Human development is a long and steady process that began with stone tool making. Because of this skill, humans were able to adapt to climate changes, discover new territories, and invent new technologies. "Pressure knapping" is the common term for one method of creating stone tools, where a larger device or blade specifically made for this purpose is use to press out the stone tool. Pressure knapping was invented in different locations and at different points in time, representing the adoption of the Neolithic way of life in the Old world. Recent research on pressure knapping has led for the first time to a global thesis on this technique. The contributors to this seminal work combine research findings on pressure knapping from different cultures around the globe to develope a cohesive theory. This contributions to this volume represents a significant development to research on pressure knapping, as well as the field of lithic studies in general. This work will be an important reference for anyone studying the Paleolithic, Mesolithic, and Neolithic periods, lithic studies, technologies, and more generally, cultural transmission.
Departing from the political economy perspective taken by the vast majority of volumes devoted to Mesoamerican obsidian, Obsidian Reflections is an examination of obsidian's sociocultural dimensions—particularly in regard to Mesoamerican world view, religion, and belief systems. Exploring the materiality of this volcanic glass rather than only its functionality, this book considers the interplay among people, obsidian, and meaning and how these relationships shaped patterns of procurement, exchange, and use. An international group of scholars hailing from Belize, France, Japan, Mexico, and the United States provides a variety of case studies from Mexico, Guatemala, Belize, and Honduras. The authors draw on archaeological, iconographic, ethnographic, and ethnohistoric data to examine obsidian as a touchstone for cultural meaning, including references to sacrificial precepts, powerful deities, landscape, warfare, social relations, and fertility. Obsidian Reflections underscores the necessity of understanding obsidian from within its cultural context—the perspective of the indigenous people of Mesoamerica.
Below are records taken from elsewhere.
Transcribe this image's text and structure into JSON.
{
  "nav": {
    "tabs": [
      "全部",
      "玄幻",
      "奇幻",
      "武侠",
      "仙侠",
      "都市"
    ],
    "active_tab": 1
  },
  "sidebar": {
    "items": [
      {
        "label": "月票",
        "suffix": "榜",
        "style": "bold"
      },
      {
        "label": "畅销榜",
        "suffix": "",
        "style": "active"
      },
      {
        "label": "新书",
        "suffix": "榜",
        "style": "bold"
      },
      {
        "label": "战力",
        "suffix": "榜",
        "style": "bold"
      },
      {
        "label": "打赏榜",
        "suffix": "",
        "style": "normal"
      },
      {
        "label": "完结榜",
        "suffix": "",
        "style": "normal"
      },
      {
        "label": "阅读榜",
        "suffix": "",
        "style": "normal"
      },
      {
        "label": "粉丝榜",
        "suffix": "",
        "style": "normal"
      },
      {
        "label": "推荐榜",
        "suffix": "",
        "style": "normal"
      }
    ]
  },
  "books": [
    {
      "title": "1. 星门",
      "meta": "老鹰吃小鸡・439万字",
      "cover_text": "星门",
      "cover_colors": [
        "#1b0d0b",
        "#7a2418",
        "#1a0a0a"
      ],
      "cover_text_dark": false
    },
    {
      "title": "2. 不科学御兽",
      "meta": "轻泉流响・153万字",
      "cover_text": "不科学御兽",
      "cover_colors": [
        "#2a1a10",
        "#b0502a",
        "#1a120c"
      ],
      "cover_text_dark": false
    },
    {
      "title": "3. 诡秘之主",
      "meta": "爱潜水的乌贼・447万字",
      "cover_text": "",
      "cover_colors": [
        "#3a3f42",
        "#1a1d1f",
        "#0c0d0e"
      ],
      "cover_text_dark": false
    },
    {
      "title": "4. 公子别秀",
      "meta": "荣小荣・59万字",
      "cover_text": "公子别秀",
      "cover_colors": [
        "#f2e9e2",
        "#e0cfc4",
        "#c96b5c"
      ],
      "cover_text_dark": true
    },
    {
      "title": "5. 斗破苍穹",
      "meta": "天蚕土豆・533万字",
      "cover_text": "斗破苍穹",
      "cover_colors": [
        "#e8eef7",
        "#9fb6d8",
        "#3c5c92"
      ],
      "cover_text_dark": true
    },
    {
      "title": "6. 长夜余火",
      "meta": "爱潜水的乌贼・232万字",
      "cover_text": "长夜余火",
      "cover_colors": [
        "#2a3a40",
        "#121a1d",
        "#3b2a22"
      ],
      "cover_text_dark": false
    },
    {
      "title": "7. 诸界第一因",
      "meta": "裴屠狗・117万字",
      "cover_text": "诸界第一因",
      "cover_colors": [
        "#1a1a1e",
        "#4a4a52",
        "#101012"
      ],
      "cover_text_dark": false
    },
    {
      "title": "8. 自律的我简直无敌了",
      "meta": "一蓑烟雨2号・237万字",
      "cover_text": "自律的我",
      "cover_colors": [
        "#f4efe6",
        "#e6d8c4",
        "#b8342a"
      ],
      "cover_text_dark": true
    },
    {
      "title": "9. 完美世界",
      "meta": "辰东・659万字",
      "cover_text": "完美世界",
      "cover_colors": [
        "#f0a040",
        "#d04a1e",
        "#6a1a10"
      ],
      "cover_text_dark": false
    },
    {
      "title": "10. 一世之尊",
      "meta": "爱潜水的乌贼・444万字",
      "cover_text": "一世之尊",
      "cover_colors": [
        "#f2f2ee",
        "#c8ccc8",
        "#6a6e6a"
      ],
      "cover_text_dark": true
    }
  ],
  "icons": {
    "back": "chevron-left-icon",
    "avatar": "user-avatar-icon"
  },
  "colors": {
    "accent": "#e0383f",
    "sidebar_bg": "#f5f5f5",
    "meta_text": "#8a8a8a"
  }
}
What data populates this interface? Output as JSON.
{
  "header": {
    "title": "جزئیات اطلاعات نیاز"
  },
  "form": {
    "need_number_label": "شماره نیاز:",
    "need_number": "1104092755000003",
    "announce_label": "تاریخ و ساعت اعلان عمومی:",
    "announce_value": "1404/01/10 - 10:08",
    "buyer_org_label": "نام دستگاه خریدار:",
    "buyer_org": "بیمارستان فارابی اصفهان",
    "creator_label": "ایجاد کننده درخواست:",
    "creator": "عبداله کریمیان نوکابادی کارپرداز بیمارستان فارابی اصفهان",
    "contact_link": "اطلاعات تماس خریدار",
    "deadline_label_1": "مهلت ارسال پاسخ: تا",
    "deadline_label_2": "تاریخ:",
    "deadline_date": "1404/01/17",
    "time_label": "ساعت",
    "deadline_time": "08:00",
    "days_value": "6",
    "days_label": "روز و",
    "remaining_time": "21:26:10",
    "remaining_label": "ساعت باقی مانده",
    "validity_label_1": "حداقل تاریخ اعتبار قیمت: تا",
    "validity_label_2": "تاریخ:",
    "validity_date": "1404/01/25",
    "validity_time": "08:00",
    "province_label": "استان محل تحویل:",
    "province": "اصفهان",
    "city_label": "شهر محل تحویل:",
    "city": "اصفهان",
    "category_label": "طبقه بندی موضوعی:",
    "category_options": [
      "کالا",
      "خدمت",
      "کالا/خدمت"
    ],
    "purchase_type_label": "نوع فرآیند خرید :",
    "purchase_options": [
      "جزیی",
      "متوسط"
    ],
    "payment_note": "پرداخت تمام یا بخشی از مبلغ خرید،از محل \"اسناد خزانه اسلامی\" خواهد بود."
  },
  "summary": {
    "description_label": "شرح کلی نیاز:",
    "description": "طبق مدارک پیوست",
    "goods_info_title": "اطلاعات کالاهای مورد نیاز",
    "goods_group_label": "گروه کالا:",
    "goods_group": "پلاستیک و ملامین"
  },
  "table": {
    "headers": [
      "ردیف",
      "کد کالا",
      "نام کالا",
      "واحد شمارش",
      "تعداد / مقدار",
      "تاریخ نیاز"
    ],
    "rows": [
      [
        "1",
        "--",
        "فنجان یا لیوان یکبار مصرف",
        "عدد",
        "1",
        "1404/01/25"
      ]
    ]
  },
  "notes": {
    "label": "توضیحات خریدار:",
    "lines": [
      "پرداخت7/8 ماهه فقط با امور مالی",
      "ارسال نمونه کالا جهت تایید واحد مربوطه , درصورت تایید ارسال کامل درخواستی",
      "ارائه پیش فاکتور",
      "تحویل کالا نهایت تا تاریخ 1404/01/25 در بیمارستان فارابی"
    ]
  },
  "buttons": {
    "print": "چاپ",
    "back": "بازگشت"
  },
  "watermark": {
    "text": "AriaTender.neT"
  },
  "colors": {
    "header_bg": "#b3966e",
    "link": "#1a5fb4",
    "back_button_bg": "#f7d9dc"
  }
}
It will be of great interest to Mesoamericanists as well as students and scholars of lithic studies and material culture.